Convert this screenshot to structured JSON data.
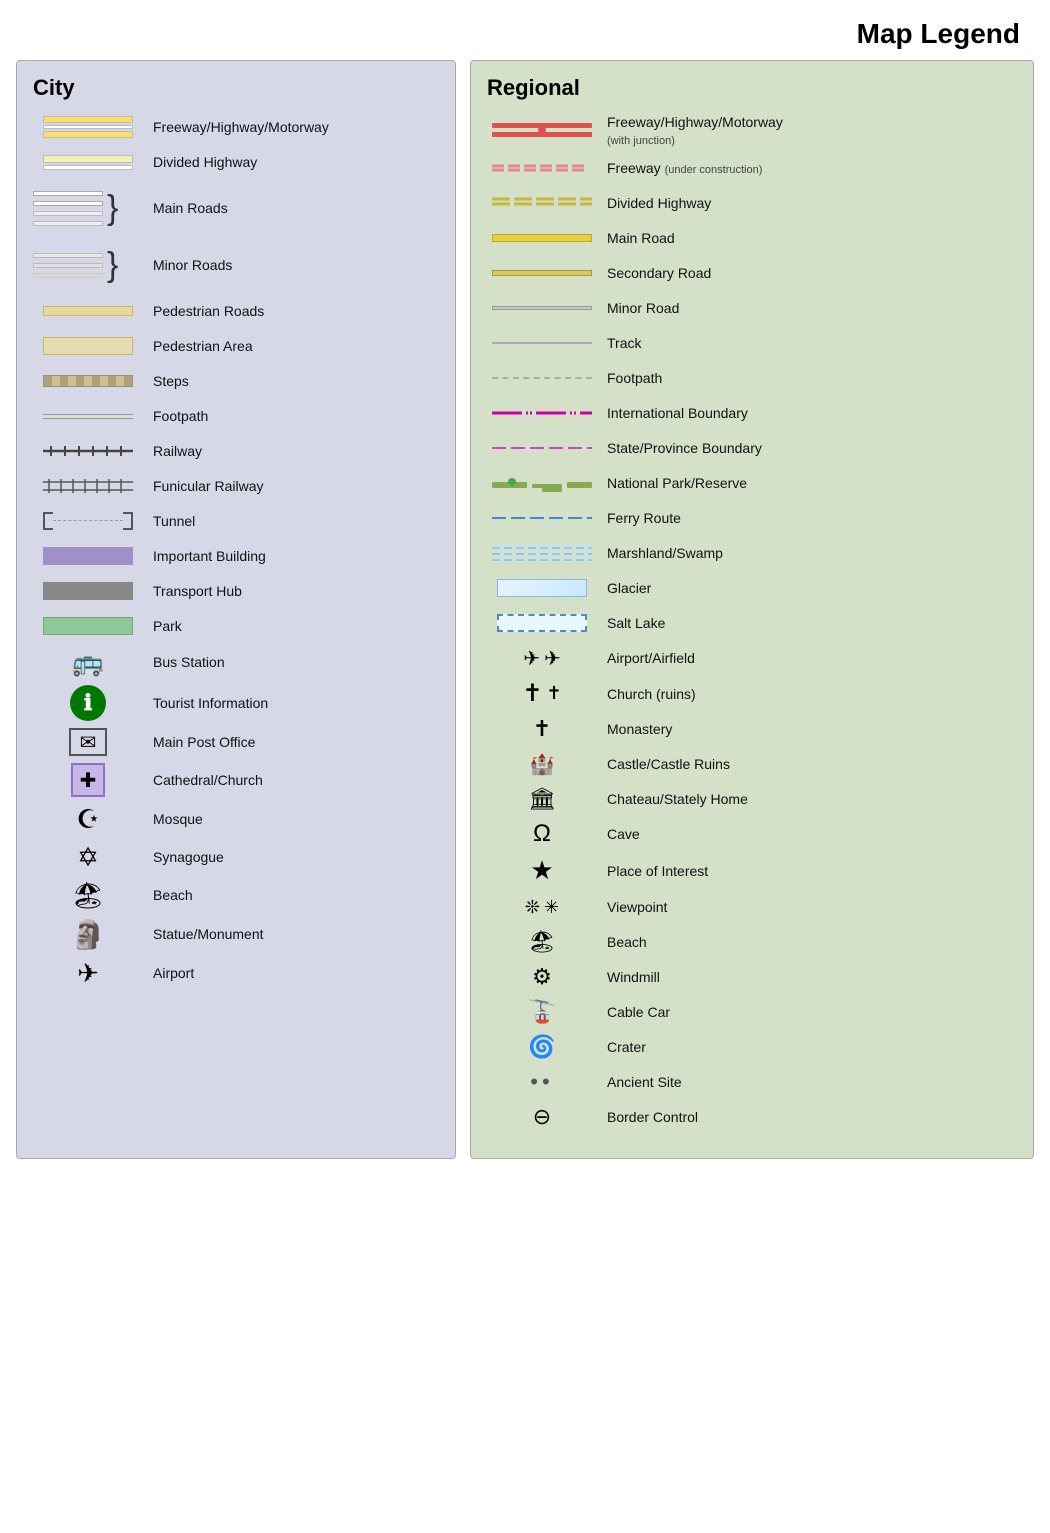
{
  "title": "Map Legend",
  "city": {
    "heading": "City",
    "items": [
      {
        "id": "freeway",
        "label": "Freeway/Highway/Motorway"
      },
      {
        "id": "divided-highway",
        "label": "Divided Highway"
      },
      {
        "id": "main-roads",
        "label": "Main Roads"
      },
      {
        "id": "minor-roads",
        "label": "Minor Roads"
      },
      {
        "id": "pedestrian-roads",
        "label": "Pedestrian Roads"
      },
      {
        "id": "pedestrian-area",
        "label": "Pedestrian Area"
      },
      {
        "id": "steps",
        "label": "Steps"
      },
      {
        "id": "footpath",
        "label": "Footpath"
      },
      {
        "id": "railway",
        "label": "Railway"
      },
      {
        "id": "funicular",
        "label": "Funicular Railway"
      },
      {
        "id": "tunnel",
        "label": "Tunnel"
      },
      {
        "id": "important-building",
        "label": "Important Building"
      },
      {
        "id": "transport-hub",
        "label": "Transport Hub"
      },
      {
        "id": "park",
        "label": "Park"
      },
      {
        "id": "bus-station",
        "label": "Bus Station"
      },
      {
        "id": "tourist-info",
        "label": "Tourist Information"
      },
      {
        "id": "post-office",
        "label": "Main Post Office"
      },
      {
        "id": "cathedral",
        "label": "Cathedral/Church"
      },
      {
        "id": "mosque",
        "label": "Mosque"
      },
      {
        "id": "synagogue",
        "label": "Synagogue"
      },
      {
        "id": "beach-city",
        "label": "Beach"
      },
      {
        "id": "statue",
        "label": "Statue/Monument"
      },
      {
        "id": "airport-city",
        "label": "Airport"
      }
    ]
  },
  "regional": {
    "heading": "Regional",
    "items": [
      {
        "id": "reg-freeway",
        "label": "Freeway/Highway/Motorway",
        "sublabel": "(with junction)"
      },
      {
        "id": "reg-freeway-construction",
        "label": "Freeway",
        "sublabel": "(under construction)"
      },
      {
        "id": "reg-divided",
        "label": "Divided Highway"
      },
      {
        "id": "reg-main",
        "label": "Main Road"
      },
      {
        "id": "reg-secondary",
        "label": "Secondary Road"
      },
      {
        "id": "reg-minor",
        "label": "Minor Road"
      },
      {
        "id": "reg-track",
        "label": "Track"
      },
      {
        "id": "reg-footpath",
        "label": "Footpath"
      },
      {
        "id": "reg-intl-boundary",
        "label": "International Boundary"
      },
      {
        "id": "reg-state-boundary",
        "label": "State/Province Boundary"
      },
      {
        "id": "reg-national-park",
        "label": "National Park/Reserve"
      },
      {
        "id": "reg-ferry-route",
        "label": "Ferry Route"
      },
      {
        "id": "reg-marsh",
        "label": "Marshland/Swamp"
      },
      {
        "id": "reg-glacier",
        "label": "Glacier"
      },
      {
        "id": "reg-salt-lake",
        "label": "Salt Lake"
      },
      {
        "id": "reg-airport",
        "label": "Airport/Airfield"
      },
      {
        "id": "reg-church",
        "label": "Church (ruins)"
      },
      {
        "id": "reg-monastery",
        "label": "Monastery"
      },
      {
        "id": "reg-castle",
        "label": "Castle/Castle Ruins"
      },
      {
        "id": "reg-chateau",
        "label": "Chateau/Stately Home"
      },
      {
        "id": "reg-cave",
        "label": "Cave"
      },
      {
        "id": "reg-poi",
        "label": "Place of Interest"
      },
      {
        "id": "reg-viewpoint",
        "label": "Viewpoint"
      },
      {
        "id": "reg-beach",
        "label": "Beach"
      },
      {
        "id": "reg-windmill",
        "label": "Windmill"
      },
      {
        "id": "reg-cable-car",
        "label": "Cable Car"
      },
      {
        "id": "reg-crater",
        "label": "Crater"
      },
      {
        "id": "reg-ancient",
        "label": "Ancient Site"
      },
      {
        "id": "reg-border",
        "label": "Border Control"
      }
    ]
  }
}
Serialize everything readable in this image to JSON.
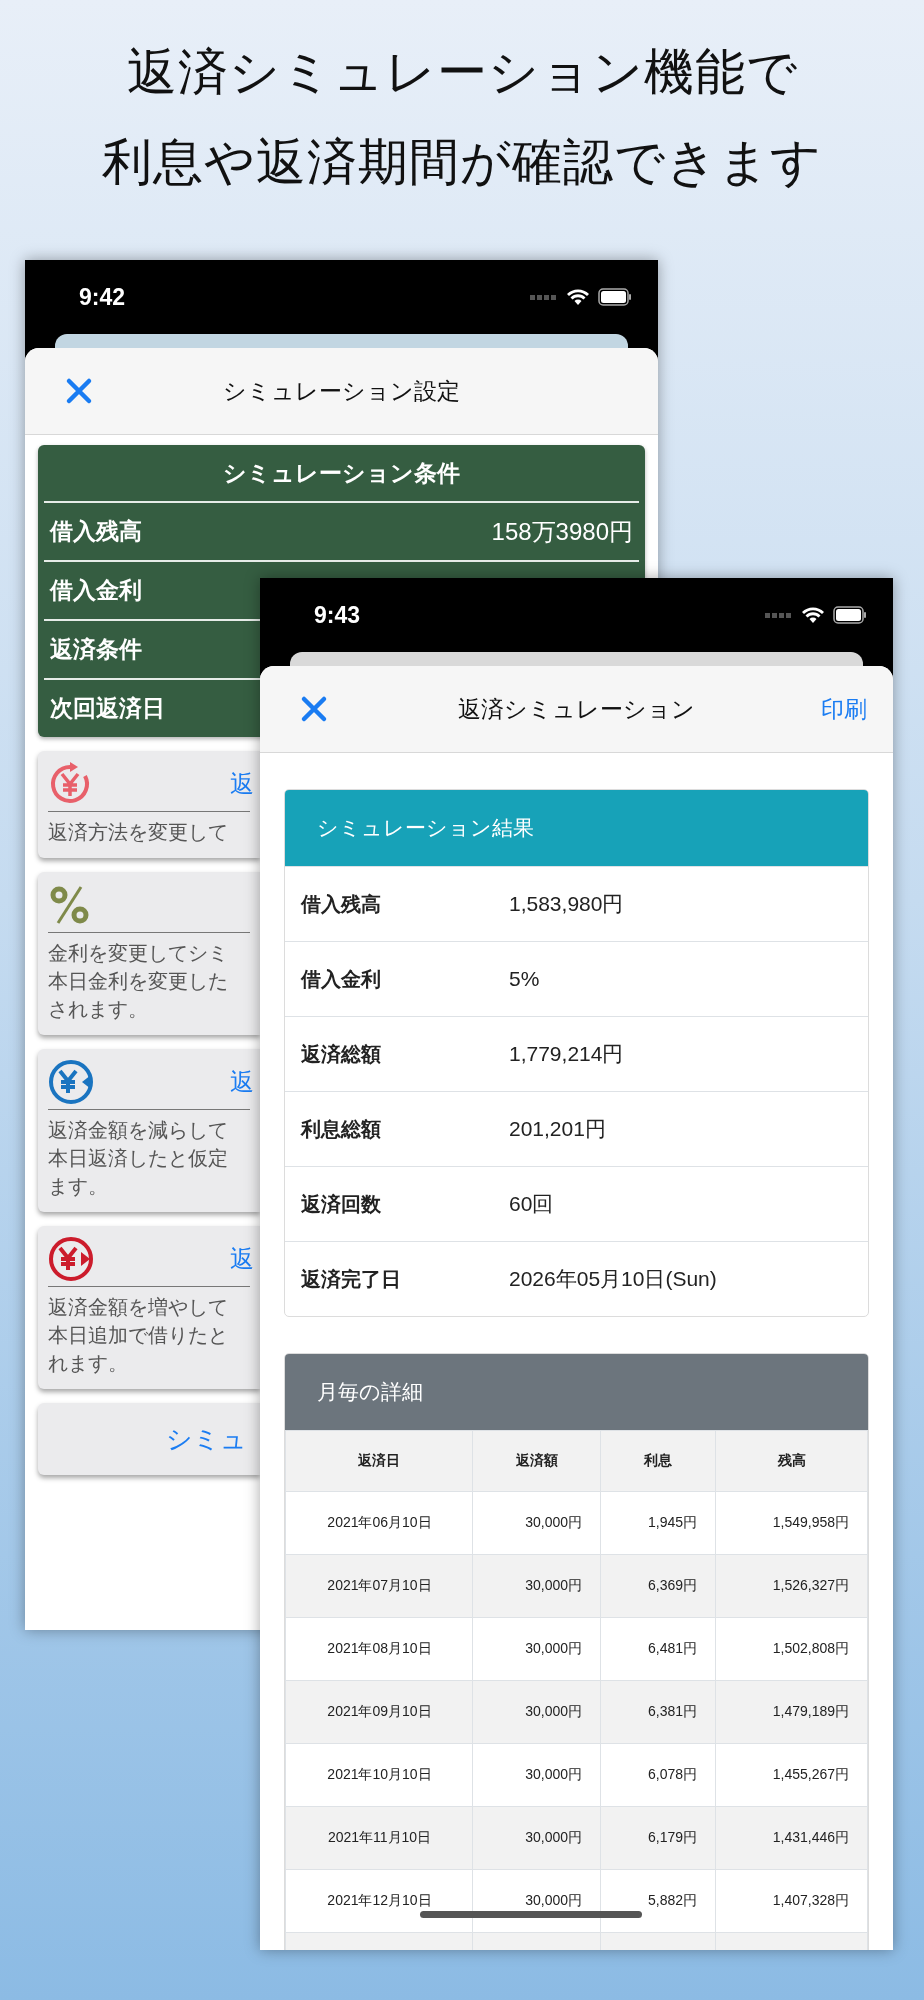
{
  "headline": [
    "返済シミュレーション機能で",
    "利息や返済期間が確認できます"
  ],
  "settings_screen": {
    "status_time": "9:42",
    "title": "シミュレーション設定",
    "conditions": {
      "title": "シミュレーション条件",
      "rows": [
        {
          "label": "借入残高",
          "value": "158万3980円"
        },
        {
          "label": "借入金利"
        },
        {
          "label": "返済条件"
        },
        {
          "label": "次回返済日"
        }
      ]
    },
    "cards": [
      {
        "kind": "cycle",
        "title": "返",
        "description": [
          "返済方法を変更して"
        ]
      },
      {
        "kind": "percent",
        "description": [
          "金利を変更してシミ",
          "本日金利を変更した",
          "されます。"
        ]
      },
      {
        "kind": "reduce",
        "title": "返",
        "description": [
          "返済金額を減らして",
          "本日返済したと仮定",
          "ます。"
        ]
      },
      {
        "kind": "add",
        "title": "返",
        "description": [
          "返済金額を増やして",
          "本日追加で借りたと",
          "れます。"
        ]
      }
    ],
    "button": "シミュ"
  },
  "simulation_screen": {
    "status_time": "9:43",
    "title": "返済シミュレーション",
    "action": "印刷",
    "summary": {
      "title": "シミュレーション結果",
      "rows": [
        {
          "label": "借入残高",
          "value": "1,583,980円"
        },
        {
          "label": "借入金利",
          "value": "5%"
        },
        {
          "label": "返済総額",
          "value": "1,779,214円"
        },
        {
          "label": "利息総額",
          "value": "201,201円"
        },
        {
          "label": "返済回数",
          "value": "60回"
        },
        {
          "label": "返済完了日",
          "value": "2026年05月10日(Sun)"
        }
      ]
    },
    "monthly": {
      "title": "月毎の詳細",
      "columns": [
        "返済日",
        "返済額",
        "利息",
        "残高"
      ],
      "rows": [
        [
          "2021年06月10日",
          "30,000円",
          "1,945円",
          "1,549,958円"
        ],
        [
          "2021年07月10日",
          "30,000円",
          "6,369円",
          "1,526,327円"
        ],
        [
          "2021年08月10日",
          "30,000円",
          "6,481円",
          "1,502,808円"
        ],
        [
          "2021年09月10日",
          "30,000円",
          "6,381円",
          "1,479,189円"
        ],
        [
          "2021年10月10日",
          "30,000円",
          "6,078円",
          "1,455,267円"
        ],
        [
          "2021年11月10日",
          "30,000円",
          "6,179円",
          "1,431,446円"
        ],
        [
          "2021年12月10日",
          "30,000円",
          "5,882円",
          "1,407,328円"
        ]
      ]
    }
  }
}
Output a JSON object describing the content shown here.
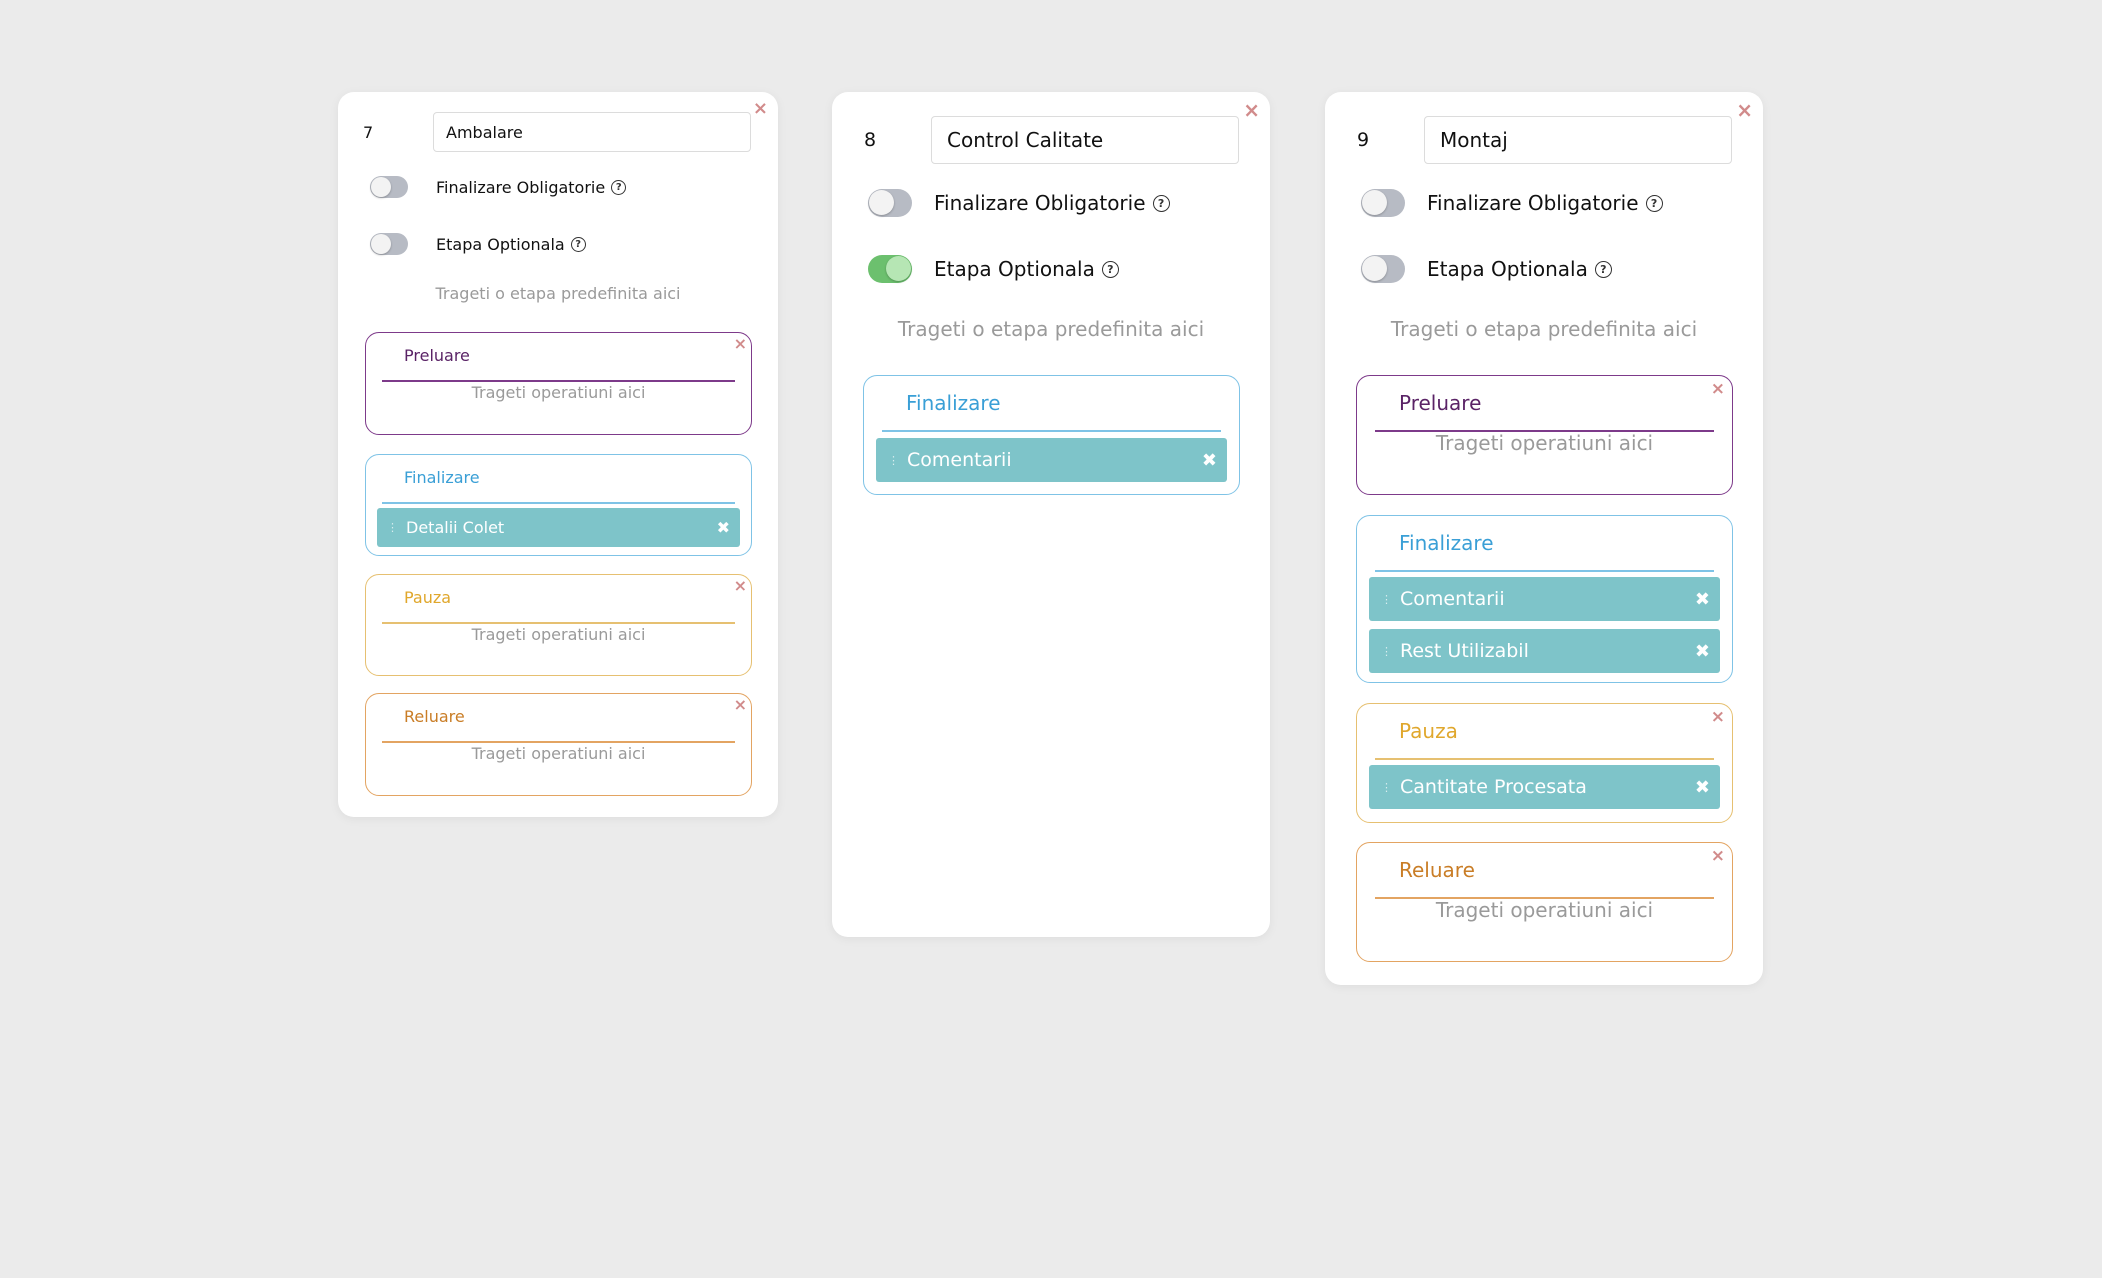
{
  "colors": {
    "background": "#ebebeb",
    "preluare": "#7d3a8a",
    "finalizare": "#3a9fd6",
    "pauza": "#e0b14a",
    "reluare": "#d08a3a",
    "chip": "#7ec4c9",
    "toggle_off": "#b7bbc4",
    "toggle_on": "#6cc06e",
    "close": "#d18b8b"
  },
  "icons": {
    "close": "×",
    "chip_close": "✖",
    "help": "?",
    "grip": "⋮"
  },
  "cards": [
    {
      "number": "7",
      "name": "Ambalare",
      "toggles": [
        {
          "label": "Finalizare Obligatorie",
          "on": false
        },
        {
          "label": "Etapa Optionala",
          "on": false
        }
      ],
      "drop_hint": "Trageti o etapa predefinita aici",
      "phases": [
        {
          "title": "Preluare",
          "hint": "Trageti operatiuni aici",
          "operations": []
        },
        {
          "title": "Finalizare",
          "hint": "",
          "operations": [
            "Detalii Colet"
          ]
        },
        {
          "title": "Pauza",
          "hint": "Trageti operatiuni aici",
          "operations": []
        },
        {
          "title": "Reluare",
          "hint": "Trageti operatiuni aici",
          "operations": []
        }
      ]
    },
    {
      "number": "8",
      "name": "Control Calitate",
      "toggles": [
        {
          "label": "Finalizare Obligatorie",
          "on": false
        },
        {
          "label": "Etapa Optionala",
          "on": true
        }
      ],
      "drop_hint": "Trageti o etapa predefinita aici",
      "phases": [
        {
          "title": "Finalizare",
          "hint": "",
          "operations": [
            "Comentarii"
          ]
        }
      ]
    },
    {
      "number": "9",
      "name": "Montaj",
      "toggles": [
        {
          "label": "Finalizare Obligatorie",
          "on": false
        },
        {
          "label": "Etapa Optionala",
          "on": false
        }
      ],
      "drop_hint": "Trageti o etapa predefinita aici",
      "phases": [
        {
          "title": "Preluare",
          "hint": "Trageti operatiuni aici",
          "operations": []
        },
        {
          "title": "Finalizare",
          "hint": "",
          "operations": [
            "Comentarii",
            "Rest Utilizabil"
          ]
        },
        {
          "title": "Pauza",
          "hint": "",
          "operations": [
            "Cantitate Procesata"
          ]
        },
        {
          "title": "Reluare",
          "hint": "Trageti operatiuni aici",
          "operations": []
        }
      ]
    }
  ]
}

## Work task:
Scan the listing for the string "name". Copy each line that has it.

## Output for this task:
      "name": "Ambalare",
      "name": "Control Calitate",
      "name": "Montaj",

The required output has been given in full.